One of the first things to happen after the result was announced was the pound fell to a 31-year low against the dollar and nearly 3% against the Euro. Suddenly millions of people found themselves wishing they had bought their summer holiday Euros on Thursday instead of leaving it to the last minute. This means that digital marketers who sell their services to other countries are going to see those skills become cheaper for the buyers. Similarly, buying goods or services from other countries is going to become more expensive. This will include the cost of digital services bought in the UK but paid for in dollars. So those Amazon Web Services you pay for in dollars ($) will have already seen an increase in cost ($$$).
This move could also affect the American tech moguls like Google and Facebook over their perceived transgressions on data collection. The UK had long been viewed as an ally in Europe and had a pretty lax attitude when it came to tech regulation. Our French and German neighbours, on the other hand, have been less compromising and have led the effort to temper the amount and type of data these companies can collect on European citizens. In 2014, for example, Google was fined $113,000 for failing to comply with a French interpretation of the new "right to be forgotten" law. With the UK soon out of the picture this stance is likely to gain more influence. As digital marketers, data collection is hugely important to how we understand and interact with our customers and is a key component to shaping our strategies.
Speaking of tech giants, Microsoft have already announced that they would be less likely to invest in the UK in future if they leave the EU. Google and Amazon had also made plans to build data centers in the UK. The Brexit vote may mean these companies instead decide to house the data of its EU clients in other cities like Paris or Berlin. Without the stability and trade agreements that come with being part of the EU, the future is uncertain for many digital marketing businesses rooted in the UK.

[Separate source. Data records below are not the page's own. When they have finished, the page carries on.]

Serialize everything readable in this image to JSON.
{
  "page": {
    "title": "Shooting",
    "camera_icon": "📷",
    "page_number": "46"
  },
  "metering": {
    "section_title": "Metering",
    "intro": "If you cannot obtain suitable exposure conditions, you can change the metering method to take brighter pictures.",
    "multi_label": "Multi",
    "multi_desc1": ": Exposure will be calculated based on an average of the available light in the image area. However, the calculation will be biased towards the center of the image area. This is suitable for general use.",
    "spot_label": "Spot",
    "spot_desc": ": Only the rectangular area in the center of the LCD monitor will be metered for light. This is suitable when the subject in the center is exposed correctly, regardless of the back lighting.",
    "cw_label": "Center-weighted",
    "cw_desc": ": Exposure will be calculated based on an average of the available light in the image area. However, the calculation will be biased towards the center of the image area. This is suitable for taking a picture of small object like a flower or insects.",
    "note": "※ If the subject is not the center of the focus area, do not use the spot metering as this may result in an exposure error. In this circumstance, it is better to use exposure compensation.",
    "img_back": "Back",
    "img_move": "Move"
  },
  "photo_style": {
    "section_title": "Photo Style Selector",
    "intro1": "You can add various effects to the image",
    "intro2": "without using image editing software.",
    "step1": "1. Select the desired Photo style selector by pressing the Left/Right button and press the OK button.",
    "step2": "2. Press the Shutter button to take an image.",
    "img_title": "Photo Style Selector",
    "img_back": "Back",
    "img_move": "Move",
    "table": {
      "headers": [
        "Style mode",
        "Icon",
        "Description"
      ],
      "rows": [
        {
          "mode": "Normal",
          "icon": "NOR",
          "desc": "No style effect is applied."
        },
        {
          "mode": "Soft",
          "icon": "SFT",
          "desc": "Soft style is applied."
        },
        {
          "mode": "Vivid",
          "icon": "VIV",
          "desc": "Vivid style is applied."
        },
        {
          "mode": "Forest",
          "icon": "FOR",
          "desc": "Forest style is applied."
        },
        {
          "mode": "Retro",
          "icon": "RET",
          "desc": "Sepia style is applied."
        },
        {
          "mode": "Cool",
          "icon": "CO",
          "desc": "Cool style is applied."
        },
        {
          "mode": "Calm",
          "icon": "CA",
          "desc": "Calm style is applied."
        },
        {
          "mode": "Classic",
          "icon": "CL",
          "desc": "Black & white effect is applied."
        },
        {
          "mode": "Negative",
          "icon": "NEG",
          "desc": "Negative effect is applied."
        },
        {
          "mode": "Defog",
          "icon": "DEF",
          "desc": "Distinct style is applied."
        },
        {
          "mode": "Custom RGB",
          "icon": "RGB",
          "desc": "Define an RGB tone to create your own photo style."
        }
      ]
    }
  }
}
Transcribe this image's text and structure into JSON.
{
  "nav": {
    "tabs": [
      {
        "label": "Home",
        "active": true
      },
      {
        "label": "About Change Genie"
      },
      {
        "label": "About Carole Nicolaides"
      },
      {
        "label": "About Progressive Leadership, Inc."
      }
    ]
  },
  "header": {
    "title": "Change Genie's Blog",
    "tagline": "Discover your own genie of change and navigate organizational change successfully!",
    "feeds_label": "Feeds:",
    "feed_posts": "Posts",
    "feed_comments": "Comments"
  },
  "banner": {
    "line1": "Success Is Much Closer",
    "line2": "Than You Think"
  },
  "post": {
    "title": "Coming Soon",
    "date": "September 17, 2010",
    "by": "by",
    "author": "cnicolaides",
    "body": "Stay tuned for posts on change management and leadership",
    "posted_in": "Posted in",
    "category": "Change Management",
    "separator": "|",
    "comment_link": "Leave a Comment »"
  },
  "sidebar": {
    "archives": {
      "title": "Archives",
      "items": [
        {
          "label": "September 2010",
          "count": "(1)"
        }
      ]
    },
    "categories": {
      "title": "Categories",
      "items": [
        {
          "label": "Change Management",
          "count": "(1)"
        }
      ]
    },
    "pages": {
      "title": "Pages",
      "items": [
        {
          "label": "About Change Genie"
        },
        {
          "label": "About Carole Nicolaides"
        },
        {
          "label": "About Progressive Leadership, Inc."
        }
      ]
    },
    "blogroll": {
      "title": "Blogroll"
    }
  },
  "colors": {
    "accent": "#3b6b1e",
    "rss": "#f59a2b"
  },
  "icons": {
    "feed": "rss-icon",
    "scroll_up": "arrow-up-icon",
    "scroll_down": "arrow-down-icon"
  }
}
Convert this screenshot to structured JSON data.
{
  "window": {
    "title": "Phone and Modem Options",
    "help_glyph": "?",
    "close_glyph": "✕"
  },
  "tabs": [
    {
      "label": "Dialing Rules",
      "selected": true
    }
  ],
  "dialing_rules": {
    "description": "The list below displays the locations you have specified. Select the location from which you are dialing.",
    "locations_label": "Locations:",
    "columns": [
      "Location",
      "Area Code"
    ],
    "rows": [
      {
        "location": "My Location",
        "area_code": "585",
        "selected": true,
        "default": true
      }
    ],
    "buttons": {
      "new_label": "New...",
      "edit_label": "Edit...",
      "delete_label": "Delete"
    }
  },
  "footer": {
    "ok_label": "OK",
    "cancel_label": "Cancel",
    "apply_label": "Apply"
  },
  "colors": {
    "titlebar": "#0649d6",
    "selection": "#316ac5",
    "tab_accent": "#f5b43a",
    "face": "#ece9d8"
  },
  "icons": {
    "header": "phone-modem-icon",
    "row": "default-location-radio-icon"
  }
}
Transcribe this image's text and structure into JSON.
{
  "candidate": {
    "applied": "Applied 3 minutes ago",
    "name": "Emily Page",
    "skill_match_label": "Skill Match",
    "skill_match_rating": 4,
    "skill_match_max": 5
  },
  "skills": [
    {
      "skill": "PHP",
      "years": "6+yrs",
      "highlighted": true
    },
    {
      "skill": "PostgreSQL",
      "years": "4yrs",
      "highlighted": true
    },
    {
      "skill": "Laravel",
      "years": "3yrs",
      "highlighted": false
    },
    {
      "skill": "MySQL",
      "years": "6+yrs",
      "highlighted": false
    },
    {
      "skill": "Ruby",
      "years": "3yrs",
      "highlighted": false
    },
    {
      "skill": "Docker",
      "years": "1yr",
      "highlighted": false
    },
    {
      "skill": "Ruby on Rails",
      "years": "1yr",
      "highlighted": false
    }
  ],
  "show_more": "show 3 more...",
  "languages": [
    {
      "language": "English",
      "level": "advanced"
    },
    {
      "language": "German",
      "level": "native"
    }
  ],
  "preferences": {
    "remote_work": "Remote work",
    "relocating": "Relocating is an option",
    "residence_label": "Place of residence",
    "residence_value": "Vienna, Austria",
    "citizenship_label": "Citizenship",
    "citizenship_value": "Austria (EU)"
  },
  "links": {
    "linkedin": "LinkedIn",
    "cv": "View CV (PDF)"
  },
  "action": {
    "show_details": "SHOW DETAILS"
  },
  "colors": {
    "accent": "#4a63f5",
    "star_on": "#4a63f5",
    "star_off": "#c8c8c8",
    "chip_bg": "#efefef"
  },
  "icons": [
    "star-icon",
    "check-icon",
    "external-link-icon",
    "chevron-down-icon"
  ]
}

This move could also have a serious effect on the tech startup industry here in Blighty. London has long held the title of tech startup capital of Europe but with potential changes to immigration laws and the uncertainty created by Brexit, Berlin is poised to steal our crown. However, there is an alternative train of thought which says that, actually, London’s tech startups will be fine. Whether or not we’re in the EU, the UK is still one of the largest economies in the world and London will remain a welcoming and diverse city. London’s universities will continue to rank among the best in the world, contributing an endless stream of graduates to the city’s talent pool. Visa complications aside, London will be able to attract skilled marketers from all over the world, and English will remain one of the world’s most widely-spoken languages.
Free from EU red tape, it’s possible that Brexit may actually make the UK a more attractive place to build and finance new technology companies.
There’s a great deal of uncertainty surrounding the future of the UK and the digital marketing world. But despite the confusion and panic, the digital marketing industry will continue to do what we’ve always done; adapt, innovate and expand.
How Brexit will affect the Digital Marketing industry